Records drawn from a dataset
# # # # # # #
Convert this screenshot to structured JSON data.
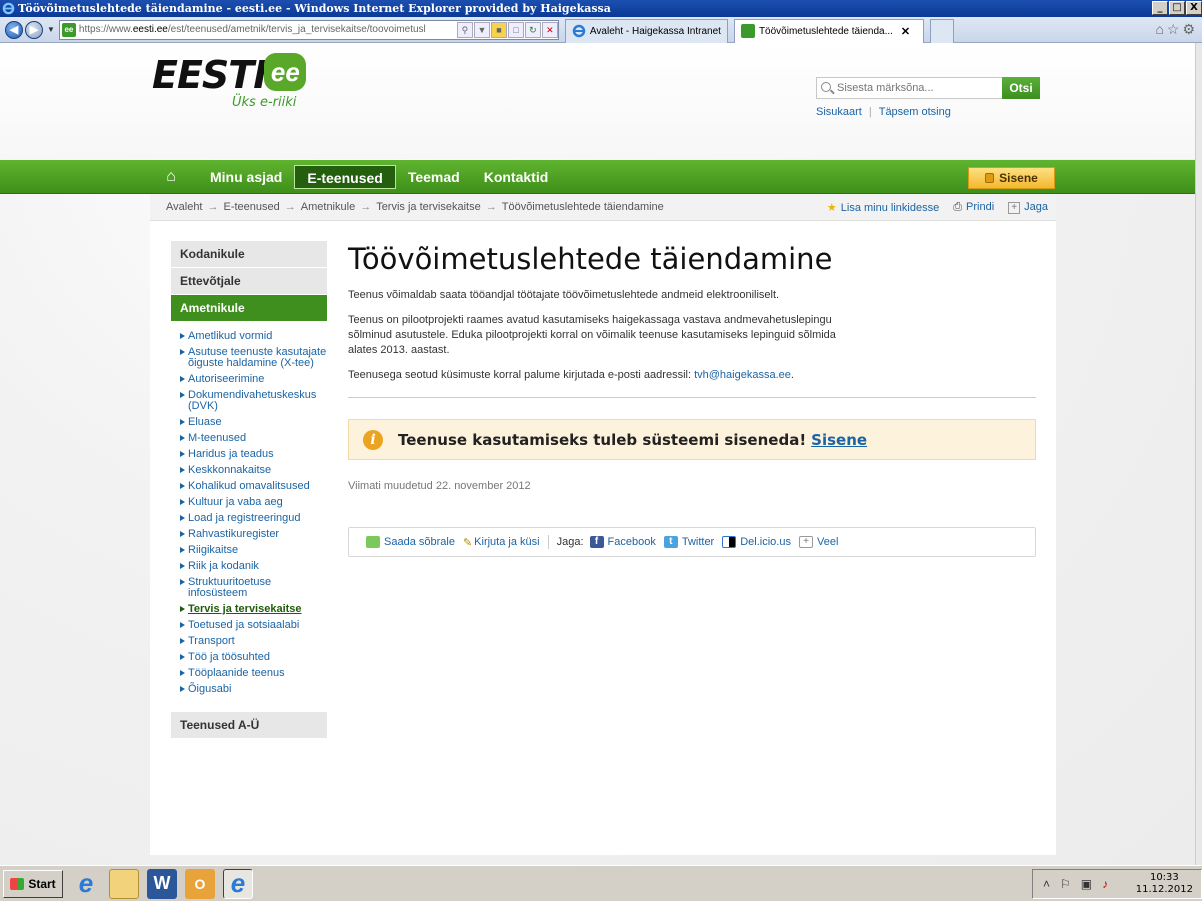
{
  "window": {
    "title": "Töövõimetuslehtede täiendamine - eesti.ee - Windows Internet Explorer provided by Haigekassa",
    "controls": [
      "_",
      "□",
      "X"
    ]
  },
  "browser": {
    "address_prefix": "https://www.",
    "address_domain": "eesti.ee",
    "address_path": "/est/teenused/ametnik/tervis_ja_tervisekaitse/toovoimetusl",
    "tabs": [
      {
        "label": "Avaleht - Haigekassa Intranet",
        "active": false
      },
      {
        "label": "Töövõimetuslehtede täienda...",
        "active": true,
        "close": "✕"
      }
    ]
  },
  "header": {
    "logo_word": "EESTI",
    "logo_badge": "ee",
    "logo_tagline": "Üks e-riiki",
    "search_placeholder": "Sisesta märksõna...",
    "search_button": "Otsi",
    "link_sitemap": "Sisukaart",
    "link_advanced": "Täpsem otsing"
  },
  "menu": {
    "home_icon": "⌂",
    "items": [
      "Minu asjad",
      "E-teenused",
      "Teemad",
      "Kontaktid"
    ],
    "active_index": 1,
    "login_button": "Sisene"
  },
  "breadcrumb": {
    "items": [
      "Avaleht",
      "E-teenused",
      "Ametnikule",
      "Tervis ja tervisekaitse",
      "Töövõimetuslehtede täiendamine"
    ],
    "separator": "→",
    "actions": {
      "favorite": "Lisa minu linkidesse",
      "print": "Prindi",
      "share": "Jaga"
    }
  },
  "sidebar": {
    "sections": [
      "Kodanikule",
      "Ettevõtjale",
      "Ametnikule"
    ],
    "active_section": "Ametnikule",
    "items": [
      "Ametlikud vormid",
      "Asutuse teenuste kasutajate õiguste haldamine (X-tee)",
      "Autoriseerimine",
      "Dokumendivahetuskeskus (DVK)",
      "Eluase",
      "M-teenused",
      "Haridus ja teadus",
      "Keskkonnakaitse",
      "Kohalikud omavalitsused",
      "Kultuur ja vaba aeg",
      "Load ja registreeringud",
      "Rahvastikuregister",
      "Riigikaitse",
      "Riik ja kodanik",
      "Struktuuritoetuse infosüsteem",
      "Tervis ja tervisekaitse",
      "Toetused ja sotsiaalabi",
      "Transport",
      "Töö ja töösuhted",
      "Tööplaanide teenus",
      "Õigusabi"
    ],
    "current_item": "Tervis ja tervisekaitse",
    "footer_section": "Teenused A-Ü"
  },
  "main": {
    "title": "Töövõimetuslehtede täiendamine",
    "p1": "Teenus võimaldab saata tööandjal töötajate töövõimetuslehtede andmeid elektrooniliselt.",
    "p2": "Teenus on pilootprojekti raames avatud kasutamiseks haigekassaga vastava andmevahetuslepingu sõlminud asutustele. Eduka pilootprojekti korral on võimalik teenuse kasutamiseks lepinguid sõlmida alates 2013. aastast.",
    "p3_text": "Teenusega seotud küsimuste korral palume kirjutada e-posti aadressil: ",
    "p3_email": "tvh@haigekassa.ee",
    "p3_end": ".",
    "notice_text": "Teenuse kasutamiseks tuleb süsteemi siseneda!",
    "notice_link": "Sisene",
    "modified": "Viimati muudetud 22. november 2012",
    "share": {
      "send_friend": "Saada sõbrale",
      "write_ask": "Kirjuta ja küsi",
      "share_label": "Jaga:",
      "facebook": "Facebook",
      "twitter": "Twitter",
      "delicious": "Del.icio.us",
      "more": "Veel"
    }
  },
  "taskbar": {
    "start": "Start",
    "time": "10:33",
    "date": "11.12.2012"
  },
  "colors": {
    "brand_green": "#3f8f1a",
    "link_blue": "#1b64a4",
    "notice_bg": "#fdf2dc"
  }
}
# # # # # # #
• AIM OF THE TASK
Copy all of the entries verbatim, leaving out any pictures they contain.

• SOLUTION TO THE PROBLEM
Convert this screenshot to structured JSON data.
{
  "window": {
    "title": "Töövõimetuslehtede täiendamine - eesti.ee - Windows Internet Explorer provided by Haigekassa",
    "controls": [
      "_",
      "□",
      "X"
    ]
  },
  "browser": {
    "address_prefix": "https://www.",
    "address_domain": "eesti.ee",
    "address_path": "/est/teenused/ametnik/tervis_ja_tervisekaitse/toovoimetusl",
    "tabs": [
      {
        "label": "Avaleht - Haigekassa Intranet",
        "active": false
      },
      {
        "label": "Töövõimetuslehtede täienda...",
        "active": true,
        "close": "✕"
      }
    ]
  },
  "header": {
    "logo_word": "EESTI",
    "logo_badge": "ee",
    "logo_tagline": "Üks e-riiki",
    "search_placeholder": "Sisesta märksõna...",
    "search_button": "Otsi",
    "link_sitemap": "Sisukaart",
    "link_advanced": "Täpsem otsing"
  },
  "menu": {
    "home_icon": "⌂",
    "items": [
      "Minu asjad",
      "E-teenused",
      "Teemad",
      "Kontaktid"
    ],
    "active_index": 1,
    "login_button": "Sisene"
  },
  "breadcrumb": {
    "items": [
      "Avaleht",
      "E-teenused",
      "Ametnikule",
      "Tervis ja tervisekaitse",
      "Töövõimetuslehtede täiendamine"
    ],
    "separator": "→",
    "actions": {
      "favorite": "Lisa minu linkidesse",
      "print": "Prindi",
      "share": "Jaga"
    }
  },
  "sidebar": {
    "sections": [
      "Kodanikule",
      "Ettevõtjale",
      "Ametnikule"
    ],
    "active_section": "Ametnikule",
    "items": [
      "Ametlikud vormid",
      "Asutuse teenuste kasutajate õiguste haldamine (X-tee)",
      "Autoriseerimine",
      "Dokumendivahetuskeskus (DVK)",
      "Eluase",
      "M-teenused",
      "Haridus ja teadus",
      "Keskkonnakaitse",
      "Kohalikud omavalitsused",
      "Kultuur ja vaba aeg",
      "Load ja registreeringud",
      "Rahvastikuregister",
      "Riigikaitse",
      "Riik ja kodanik",
      "Struktuuritoetuse infosüsteem",
      "Tervis ja tervisekaitse",
      "Toetused ja sotsiaalabi",
      "Transport",
      "Töö ja töösuhted",
      "Tööplaanide teenus",
      "Õigusabi"
    ],
    "current_item": "Tervis ja tervisekaitse",
    "footer_section": "Teenused A-Ü"
  },
  "main": {
    "title": "Töövõimetuslehtede täiendamine",
    "p1": "Teenus võimaldab saata tööandjal töötajate töövõimetuslehtede andmeid elektrooniliselt.",
    "p2": "Teenus on pilootprojekti raames avatud kasutamiseks haigekassaga vastava andmevahetuslepingu sõlminud asutustele. Eduka pilootprojekti korral on võimalik teenuse kasutamiseks lepinguid sõlmida alates 2013. aastast.",
    "p3_text": "Teenusega seotud küsimuste korral palume kirjutada e-posti aadressil: ",
    "p3_email": "tvh@haigekassa.ee",
    "p3_end": ".",
    "notice_text": "Teenuse kasutamiseks tuleb süsteemi siseneda!",
    "notice_link": "Sisene",
    "modified": "Viimati muudetud 22. november 2012",
    "share": {
      "send_friend": "Saada sõbrale",
      "write_ask": "Kirjuta ja küsi",
      "share_label": "Jaga:",
      "facebook": "Facebook",
      "twitter": "Twitter",
      "delicious": "Del.icio.us",
      "more": "Veel"
    }
  },
  "taskbar": {
    "start": "Start",
    "time": "10:33",
    "date": "11.12.2012"
  },
  "colors": {
    "brand_green": "#3f8f1a",
    "link_blue": "#1b64a4",
    "notice_bg": "#fdf2dc"
  }
}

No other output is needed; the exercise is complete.